◆ Work instructions:
The reply is to be an exact repetition of the entries that follow, with each picture left out.

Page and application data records
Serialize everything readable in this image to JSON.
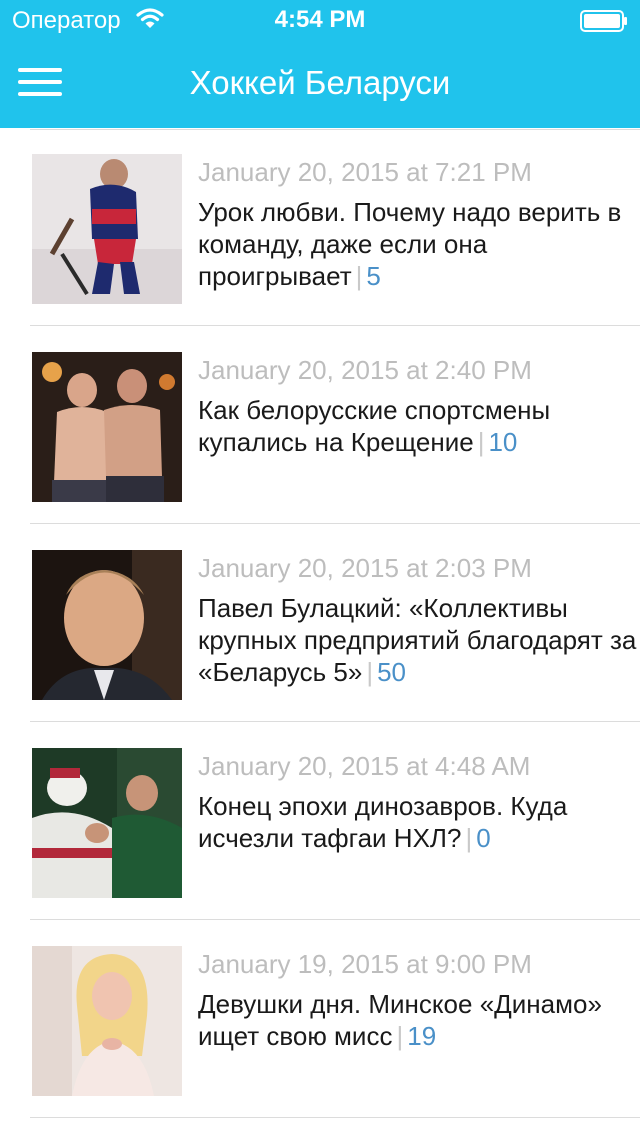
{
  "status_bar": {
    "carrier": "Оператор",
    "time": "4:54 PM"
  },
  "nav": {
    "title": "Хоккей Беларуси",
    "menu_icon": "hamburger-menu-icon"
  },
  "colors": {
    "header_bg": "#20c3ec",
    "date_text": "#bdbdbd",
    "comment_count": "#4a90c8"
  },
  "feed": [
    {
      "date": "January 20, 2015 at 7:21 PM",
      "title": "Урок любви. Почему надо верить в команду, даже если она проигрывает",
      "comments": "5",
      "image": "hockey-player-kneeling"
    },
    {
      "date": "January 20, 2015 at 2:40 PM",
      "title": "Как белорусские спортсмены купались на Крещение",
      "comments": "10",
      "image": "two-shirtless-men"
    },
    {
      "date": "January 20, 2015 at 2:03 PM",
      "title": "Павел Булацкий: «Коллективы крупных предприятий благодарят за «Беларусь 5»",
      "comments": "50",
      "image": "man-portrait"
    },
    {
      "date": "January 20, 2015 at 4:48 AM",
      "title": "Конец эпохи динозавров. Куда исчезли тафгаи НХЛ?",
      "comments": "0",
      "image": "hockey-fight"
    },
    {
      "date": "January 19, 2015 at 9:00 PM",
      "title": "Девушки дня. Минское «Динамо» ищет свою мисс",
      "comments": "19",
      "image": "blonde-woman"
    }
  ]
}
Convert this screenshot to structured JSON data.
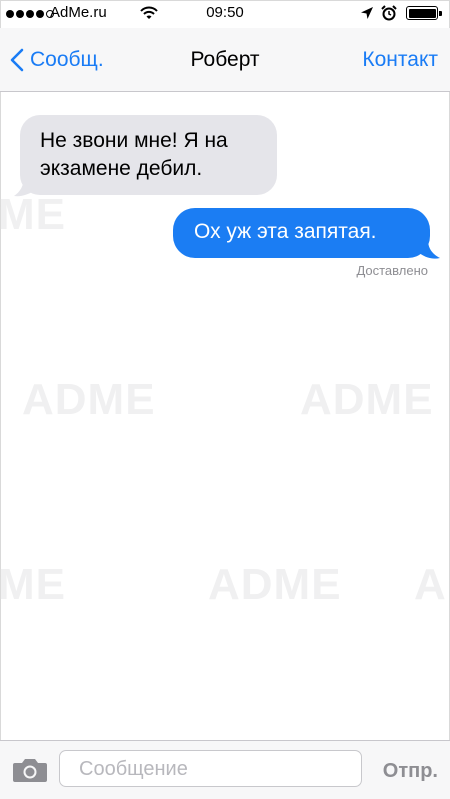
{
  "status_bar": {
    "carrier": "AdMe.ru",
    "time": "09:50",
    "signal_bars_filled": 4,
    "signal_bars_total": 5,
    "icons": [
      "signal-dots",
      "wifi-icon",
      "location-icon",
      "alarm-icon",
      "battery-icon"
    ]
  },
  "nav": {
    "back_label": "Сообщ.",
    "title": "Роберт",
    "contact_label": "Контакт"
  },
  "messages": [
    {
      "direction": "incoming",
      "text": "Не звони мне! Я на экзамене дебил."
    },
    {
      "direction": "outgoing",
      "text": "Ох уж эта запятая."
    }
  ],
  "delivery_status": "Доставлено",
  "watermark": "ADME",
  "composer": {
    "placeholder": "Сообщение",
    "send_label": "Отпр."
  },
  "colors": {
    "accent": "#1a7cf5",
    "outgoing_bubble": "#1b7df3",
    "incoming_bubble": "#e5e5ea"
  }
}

◆ Solved problem:
Serialize everything readable in this image to JSON.
{
  "status_bar": {
    "carrier": "Оператор",
    "time": "4:54 PM"
  },
  "nav": {
    "title": "Хоккей Беларуси",
    "menu_icon": "hamburger-menu-icon"
  },
  "colors": {
    "header_bg": "#20c3ec",
    "date_text": "#bdbdbd",
    "comment_count": "#4a90c8"
  },
  "feed": [
    {
      "date": "January 20, 2015 at 7:21 PM",
      "title": "Урок любви. Почему надо верить в команду, даже если она проигрывает",
      "comments": "5",
      "image": "hockey-player-kneeling"
    },
    {
      "date": "January 20, 2015 at 2:40 PM",
      "title": "Как белорусские спортсмены купались на Крещение",
      "comments": "10",
      "image": "two-shirtless-men"
    },
    {
      "date": "January 20, 2015 at 2:03 PM",
      "title": "Павел Булацкий: «Коллективы крупных предприятий благодарят за «Беларусь 5»",
      "comments": "50",
      "image": "man-portrait"
    },
    {
      "date": "January 20, 2015 at 4:48 AM",
      "title": "Конец эпохи динозавров. Куда исчезли тафгаи НХЛ?",
      "comments": "0",
      "image": "hockey-fight"
    },
    {
      "date": "January 19, 2015 at 9:00 PM",
      "title": "Девушки дня. Минское «Динамо» ищет свою мисс",
      "comments": "19",
      "image": "blonde-woman"
    }
  ]
}
Convert this screenshot to structured JSON data.
{
  "status_bar": {
    "carrier": "AdMe.ru",
    "time": "09:50",
    "signal_bars_filled": 4,
    "signal_bars_total": 5,
    "icons": [
      "signal-dots",
      "wifi-icon",
      "location-icon",
      "alarm-icon",
      "battery-icon"
    ]
  },
  "nav": {
    "back_label": "Сообщ.",
    "title": "Роберт",
    "contact_label": "Контакт"
  },
  "messages": [
    {
      "direction": "incoming",
      "text": "Не звони мне! Я на экзамене дебил."
    },
    {
      "direction": "outgoing",
      "text": "Ох уж эта запятая."
    }
  ],
  "delivery_status": "Доставлено",
  "watermark": "ADME",
  "composer": {
    "placeholder": "Сообщение",
    "send_label": "Отпр."
  },
  "colors": {
    "accent": "#1a7cf5",
    "outgoing_bubble": "#1b7df3",
    "incoming_bubble": "#e5e5ea"
  }
}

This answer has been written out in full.